Disabled students find UM a welcoming campus

Published 12:00 am Wednesday, January 31, 2007

Students with disabilities are very welcome at the University of Montevallo.

When you take a walk around the campus or have lunch in the UM caf/, you are very likely to meet a student in a wheelchair or one using a cane.

They seem to fit right in with the rest of the student body.

These are just a few of the students at UM who need accommodations for various disabilities.

A few years ago, gaining a college education would have been very difficult for some of these students.

In 1973, the Rehabilitation Act was passed requiring that public buildings become more accessible for the handicapped.

The rules and the enforcements were both strengthened in the Americans with Disabilities Act of 1990.

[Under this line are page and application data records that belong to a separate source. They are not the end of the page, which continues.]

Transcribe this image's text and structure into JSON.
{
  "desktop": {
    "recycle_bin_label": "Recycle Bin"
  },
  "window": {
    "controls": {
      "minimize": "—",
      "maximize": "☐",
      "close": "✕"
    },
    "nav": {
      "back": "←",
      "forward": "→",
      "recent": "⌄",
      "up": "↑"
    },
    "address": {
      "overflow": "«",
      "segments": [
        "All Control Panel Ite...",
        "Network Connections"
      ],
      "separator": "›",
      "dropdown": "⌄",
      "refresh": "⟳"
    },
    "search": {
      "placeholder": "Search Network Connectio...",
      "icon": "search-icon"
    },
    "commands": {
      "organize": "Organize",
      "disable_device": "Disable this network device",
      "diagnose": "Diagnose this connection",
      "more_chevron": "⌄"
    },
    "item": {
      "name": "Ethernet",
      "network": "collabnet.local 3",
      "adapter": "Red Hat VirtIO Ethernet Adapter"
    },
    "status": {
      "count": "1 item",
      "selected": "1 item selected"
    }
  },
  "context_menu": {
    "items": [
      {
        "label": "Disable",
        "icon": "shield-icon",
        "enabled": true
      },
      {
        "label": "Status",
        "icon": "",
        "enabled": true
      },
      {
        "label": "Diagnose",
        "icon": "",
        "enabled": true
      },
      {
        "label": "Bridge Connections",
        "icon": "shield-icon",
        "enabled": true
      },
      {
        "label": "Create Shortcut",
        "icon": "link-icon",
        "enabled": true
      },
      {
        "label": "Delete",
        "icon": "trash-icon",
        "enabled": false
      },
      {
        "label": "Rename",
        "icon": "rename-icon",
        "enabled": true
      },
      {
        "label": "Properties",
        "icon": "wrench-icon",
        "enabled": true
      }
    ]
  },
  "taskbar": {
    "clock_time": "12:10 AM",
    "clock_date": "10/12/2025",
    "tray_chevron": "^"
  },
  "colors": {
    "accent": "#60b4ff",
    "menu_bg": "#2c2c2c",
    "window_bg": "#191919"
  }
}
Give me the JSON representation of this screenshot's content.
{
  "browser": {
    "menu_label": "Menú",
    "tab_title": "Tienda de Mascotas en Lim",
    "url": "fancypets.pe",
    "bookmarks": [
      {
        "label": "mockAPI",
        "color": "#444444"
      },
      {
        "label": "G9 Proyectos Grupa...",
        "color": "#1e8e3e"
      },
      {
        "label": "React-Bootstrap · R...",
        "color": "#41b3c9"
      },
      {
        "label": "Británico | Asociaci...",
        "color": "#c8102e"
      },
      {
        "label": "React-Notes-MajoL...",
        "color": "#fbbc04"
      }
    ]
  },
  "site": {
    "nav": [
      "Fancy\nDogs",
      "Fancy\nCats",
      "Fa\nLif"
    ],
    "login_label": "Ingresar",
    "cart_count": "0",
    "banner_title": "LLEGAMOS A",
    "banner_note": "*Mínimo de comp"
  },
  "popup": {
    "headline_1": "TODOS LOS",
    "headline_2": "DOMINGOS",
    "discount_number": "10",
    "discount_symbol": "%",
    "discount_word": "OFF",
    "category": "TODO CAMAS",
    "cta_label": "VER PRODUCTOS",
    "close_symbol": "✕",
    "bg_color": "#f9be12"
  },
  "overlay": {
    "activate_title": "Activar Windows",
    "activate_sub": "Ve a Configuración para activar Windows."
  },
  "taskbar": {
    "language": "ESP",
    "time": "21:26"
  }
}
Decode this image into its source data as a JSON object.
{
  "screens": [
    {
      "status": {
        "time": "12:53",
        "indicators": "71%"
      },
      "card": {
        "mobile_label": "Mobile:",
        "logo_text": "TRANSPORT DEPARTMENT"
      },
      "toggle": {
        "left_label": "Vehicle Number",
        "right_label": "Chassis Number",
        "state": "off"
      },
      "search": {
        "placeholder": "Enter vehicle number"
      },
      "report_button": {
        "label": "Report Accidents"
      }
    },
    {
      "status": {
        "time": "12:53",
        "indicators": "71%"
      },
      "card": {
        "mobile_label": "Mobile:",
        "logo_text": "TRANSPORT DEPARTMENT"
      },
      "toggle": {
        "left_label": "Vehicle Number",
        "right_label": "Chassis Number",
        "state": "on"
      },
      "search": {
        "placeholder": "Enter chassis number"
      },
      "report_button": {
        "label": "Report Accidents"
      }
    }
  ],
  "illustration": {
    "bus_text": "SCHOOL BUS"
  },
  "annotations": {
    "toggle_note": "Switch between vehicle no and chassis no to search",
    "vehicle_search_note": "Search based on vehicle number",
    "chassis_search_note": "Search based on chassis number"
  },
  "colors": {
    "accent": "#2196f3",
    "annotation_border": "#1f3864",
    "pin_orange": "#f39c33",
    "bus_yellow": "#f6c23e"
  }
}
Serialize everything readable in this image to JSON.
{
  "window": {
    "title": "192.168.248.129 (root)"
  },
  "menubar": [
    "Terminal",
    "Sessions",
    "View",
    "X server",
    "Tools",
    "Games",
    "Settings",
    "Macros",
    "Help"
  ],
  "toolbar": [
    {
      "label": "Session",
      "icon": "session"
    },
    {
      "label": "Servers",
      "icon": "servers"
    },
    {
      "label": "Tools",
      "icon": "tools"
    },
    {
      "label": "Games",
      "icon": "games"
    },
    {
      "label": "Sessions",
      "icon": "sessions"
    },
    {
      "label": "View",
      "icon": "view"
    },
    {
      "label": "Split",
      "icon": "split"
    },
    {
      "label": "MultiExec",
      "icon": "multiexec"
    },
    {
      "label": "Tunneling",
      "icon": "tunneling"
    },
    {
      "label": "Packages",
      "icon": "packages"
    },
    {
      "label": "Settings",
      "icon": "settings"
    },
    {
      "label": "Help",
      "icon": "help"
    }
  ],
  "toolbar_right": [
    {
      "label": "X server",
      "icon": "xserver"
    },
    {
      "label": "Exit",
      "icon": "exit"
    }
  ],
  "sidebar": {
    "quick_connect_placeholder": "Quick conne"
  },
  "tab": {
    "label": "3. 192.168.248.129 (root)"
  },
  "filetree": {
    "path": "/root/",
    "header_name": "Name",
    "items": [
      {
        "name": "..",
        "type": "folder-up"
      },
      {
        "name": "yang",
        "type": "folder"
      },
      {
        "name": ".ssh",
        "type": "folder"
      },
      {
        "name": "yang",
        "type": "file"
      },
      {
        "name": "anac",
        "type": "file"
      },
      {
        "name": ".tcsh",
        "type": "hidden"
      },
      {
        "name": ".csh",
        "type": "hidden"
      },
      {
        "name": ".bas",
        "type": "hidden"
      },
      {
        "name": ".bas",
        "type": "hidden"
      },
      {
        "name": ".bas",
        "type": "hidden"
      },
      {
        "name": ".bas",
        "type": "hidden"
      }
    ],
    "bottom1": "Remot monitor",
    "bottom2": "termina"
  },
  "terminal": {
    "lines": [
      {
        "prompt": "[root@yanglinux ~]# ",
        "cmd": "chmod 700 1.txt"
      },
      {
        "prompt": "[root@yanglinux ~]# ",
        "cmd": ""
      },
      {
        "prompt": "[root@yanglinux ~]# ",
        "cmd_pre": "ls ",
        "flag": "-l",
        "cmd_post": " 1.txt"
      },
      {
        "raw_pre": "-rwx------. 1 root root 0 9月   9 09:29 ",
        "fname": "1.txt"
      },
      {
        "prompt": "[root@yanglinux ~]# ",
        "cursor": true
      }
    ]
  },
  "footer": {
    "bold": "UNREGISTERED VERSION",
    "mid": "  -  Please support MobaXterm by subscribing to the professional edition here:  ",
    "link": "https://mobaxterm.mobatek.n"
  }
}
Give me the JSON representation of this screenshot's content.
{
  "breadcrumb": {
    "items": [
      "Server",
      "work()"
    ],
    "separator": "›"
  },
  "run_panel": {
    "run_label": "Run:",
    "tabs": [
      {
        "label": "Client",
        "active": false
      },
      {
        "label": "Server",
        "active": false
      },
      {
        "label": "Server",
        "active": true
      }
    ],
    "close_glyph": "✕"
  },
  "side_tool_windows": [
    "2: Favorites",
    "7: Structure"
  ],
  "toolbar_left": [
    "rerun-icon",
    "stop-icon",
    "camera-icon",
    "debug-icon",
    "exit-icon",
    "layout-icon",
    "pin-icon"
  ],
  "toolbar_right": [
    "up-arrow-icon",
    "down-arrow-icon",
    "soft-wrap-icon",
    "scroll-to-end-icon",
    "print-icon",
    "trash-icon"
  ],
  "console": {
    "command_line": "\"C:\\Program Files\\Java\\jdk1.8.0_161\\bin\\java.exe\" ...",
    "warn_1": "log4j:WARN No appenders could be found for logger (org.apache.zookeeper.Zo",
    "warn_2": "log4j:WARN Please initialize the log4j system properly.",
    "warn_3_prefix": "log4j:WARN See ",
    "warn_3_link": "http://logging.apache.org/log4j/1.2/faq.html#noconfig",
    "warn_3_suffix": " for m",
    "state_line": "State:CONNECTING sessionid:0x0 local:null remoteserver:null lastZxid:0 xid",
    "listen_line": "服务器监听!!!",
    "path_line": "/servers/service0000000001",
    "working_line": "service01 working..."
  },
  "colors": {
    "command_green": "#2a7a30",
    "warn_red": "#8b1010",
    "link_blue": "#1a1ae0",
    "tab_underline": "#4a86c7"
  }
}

Montevallo and most other educational institutions have made a real effort to comply with that law.

Paul Boyd, a local quadriplegic student, has expressed many times his deep appreciation for UM.

He always adds that without these special services, he could never gain a college education.

Paul expects to graduate next year.

A visit with Deborah McCune, coordinator of Disability Support Services, reaffirms the hospitality disabled students feel when they come to UM.

She is so enthusiastic and she loves to talk about her work with these students.

You know, when she tells you about the services, that there is a real desire on campus to make these students comfortable and to help them become more independent.

This fall there were 205 students on the campus with learning disabilities, medical and/or orthopedic problems, emotional or psychological problems or other medical crises.

Of this number there were eight to 10 in wheelchairs or scooters and there were four or five deaf students. Most of them feel that Montevallo is &8220;the place to be&8221; because UM provides an environment that is so friendly to their needs.

McCune expressed:

&8220;The goal of our office is to serve as a liaison between students and faculty, assisting in the accommodation process and providing equal opportunity for individuals with disabilities. To qualify for services, students must provide documentation of the disability and how that disability impacts the academic environment.&8221;

She added, &8220;Accommodations and other services are intended to &8216;level the playing field&8217;, not to provide a benefit or advantage.

Accommodations must be reasonable and directly related to the disability condition.

Accommodations should not alter essential functions of a course or assignment.&8221;

Parents and teachers of these students usually make many decisions for them during the K-12 years.

McCune explained that at the college level, students must take that responsibility and this is often a difficult transition for parents.

She tries to educate parents and assist students as they go through this vital process.

Services are fitted to the eligible student&8217;s needs and might include accessible walkways and parking, note-taking support, classroom relocation or providing a sign language interpreters.

Other accommodations could include the installation of grab bars or the lowering of paper towel holders.

Some students are assigned special rooms in the residence hall where they can be independent.

The list of services for disabled students at UM is extensive.

Most important is the fact that these students are offered and given the necessary assistance to live and learn in a warm and generous atmosphere.

Catherine Legg can be reached at mailto:clegg2@bellsouth.net